To read more, go to R&D Magazine.
A biological detection technology developed by Lawrence Livermore scientists can detect bacterial pathogens in the wounds of U.S. soldiers that have previously been missed by other technologies. This advance may, in time, allow an improvement in how soldiers' wounds are treated.
In a three-year study by the Lab and four other institutions, researchers used the Lawrence Livermore Microbial Detection Array (LLMDA) to detect at least one bacterial pathogen in about one-third of wound samples in which no bacteria were detected using the standard culture method.
"The culture-based methods currently being used to measure infection often do not detect bacteria that are difficult to grow in the lab," said Nicholas Be, biomedical scientist and postdoc. "Better detection methods for microbes that impact the healing process could help surgeons make more informed predictions and decisions for improving patient care."
To read more, go to Innovation.
Lawrence Livemore researchers have found a way to destroy antibiotic-resistant organisms, also known as superbugs.
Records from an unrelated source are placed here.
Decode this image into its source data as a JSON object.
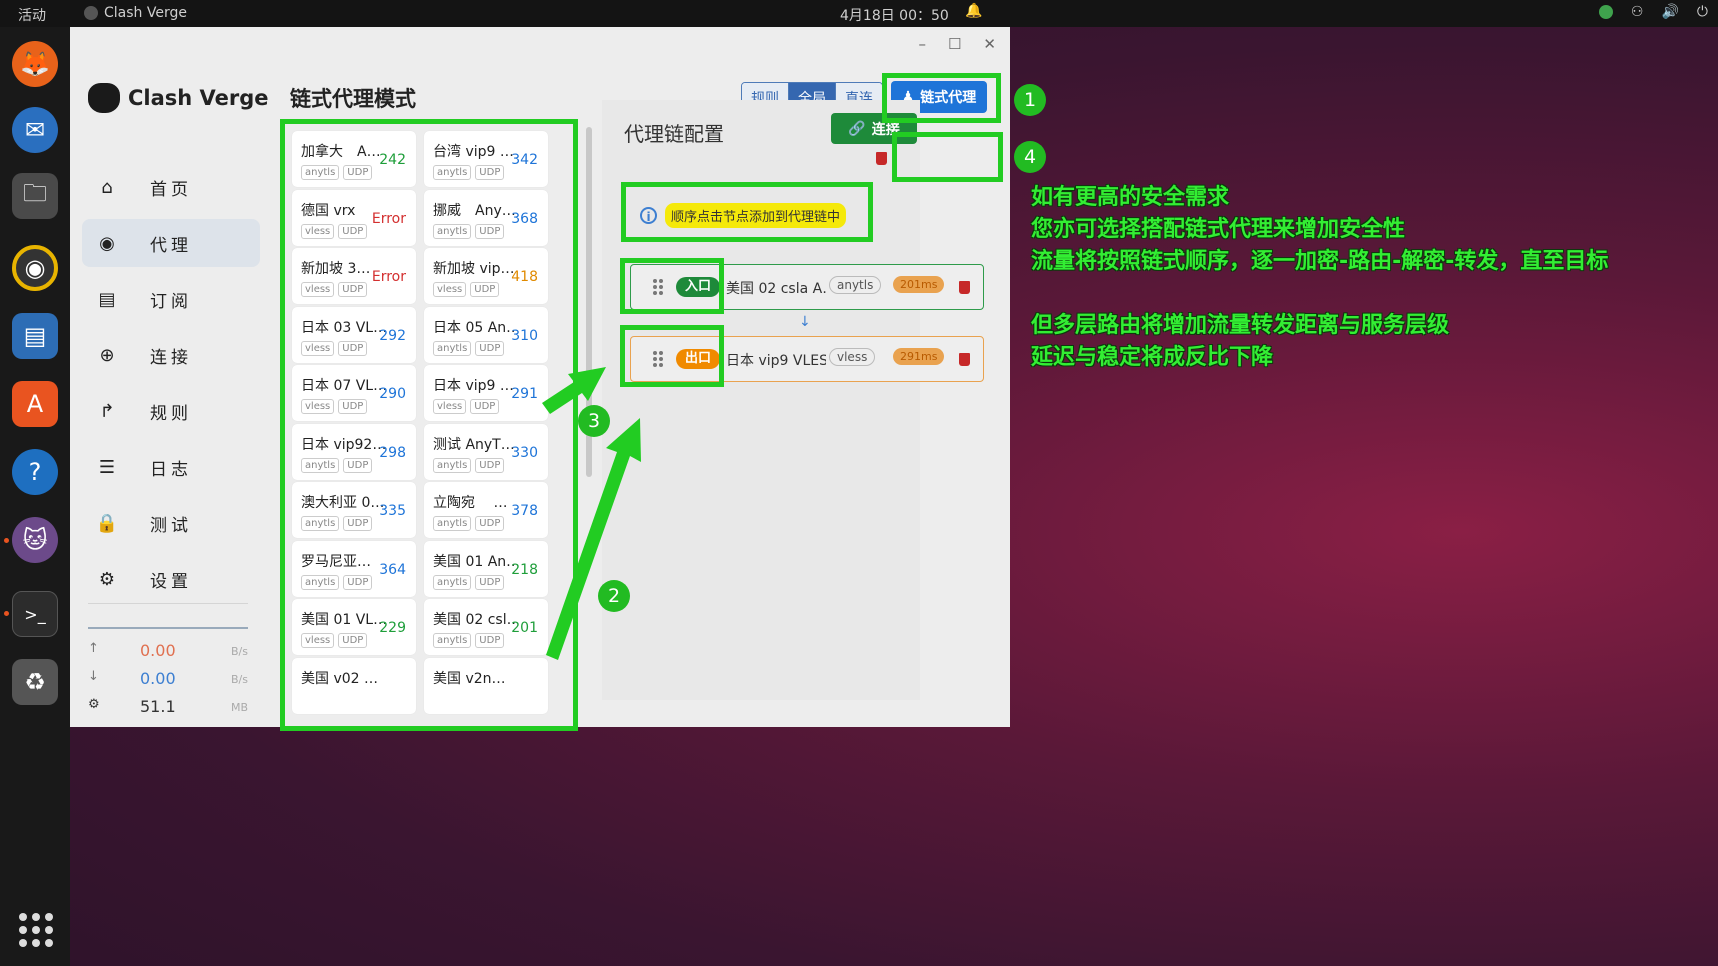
{
  "topbar": {
    "activities": "活动",
    "app_name": "Clash Verge",
    "clock": "4月18日  00：50"
  },
  "app": {
    "logo_text": "Clash Verge",
    "page_title": "链式代理模式",
    "nav": [
      {
        "label": "首页",
        "icon": "home-icon"
      },
      {
        "label": "代理",
        "icon": "wifi-icon"
      },
      {
        "label": "订阅",
        "icon": "server-icon"
      },
      {
        "label": "连接",
        "icon": "globe-icon"
      },
      {
        "label": "规则",
        "icon": "fork-icon"
      },
      {
        "label": "日志",
        "icon": "list-icon"
      },
      {
        "label": "测试",
        "icon": "lock-icon"
      },
      {
        "label": "设置",
        "icon": "gear-icon"
      }
    ],
    "traffic": {
      "up_value": "0.00",
      "up_unit": "B/s",
      "down_value": "0.00",
      "down_unit": "B/s",
      "mem_value": "51.1",
      "mem_unit": "MB"
    },
    "modes": [
      "规则",
      "全局",
      "直连"
    ],
    "selected_mode": "全局",
    "chain_button": "链式代理",
    "proxies": [
      {
        "name": "加拿大　A…",
        "tags": [
          "anytls",
          "UDP"
        ],
        "latency": "242",
        "color": "#1e9e3a"
      },
      {
        "name": "台湾 vip9 …",
        "tags": [
          "anytls",
          "UDP"
        ],
        "latency": "342",
        "color": "#1e74d8"
      },
      {
        "name": "德国 vrx",
        "tags": [
          "vless",
          "UDP"
        ],
        "latency": "Error",
        "color": "#d32f2f"
      },
      {
        "name": "挪威　Any…",
        "tags": [
          "anytls",
          "UDP"
        ],
        "latency": "368",
        "color": "#1e74d8"
      },
      {
        "name": "新加坡 3…",
        "tags": [
          "vless",
          "UDP"
        ],
        "latency": "Error",
        "color": "#d32f2f"
      },
      {
        "name": "新加坡 vip…",
        "tags": [
          "vless",
          "UDP"
        ],
        "latency": "418",
        "color": "#e08a00"
      },
      {
        "name": "日本 03 VL…",
        "tags": [
          "vless",
          "UDP"
        ],
        "latency": "292",
        "color": "#1e74d8"
      },
      {
        "name": "日本 05 An…",
        "tags": [
          "anytls",
          "UDP"
        ],
        "latency": "310",
        "color": "#1e74d8"
      },
      {
        "name": "日本 07 VL…",
        "tags": [
          "vless",
          "UDP"
        ],
        "latency": "290",
        "color": "#1e74d8"
      },
      {
        "name": "日本 vip9 …",
        "tags": [
          "vless",
          "UDP"
        ],
        "latency": "291",
        "color": "#1e74d8"
      },
      {
        "name": "日本 vip92…",
        "tags": [
          "anytls",
          "UDP"
        ],
        "latency": "298",
        "color": "#1e74d8"
      },
      {
        "name": "测试 AnyT…",
        "tags": [
          "anytls",
          "UDP"
        ],
        "latency": "330",
        "color": "#1e74d8"
      },
      {
        "name": "澳大利亚 0…",
        "tags": [
          "anytls",
          "UDP"
        ],
        "latency": "335",
        "color": "#1e74d8"
      },
      {
        "name": "立陶宛　 …",
        "tags": [
          "anytls",
          "UDP"
        ],
        "latency": "378",
        "color": "#1e74d8"
      },
      {
        "name": "罗马尼亚…",
        "tags": [
          "anytls",
          "UDP"
        ],
        "latency": "364",
        "color": "#1e74d8"
      },
      {
        "name": "美国 01 An…",
        "tags": [
          "anytls",
          "UDP"
        ],
        "latency": "218",
        "color": "#1e9e3a"
      },
      {
        "name": "美国 01 VL…",
        "tags": [
          "vless",
          "UDP"
        ],
        "latency": "229",
        "color": "#1e9e3a"
      },
      {
        "name": "美国 02 csl…",
        "tags": [
          "anytls",
          "UDP"
        ],
        "latency": "201",
        "color": "#1e9e3a"
      },
      {
        "name": "美国 v02 …",
        "tags": [],
        "latency": "",
        "color": "#1e74d8"
      },
      {
        "name": "美国 v2n…",
        "tags": [],
        "latency": "",
        "color": "#1e74d8"
      }
    ],
    "chain": {
      "title": "代理链配置",
      "connect_button": "连接",
      "tip": "顺序点击节点添加到代理链中",
      "entry": {
        "badge": "入口",
        "name": "美国 02 csla A…",
        "type": "anytls",
        "ms": "201ms"
      },
      "exit": {
        "badge": "出口",
        "name": "日本 vip9 VLES…",
        "type": "vless",
        "ms": "291ms"
      }
    }
  },
  "annotations": {
    "numbers": [
      "1",
      "2",
      "3",
      "4"
    ],
    "lines": [
      "如有更高的安全需求",
      "您亦可选择搭配链式代理来增加安全性",
      "流量将按照链式顺序，逐一加密-路由-解密-转发，直至目标",
      "",
      "但多层路由将增加流量转发距离与服务层级",
      "延迟与稳定将成反比下降"
    ],
    "color": "#33ee33"
  }
}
LLNL researchers were issued a patent in September for producing antimicrobial compounds that degrade and destroy antibiotic-resistant bacteria by using the pathogen's own genes against it. They said the compounds also are effective against antibiotic-resistant E. coli, salmonella, campylobacter and many others. Those infections are more common in the United States than the Ebola virus and have been of increasing concern to hospitals and, in the case of anthrax, to the Department of Homeland Security.
Citing Centers for Disease Control and Prevention data, the Lab said bacterial superbugs infect almost two million people and kill almost 23,000 annually.
To read more, go to FCW.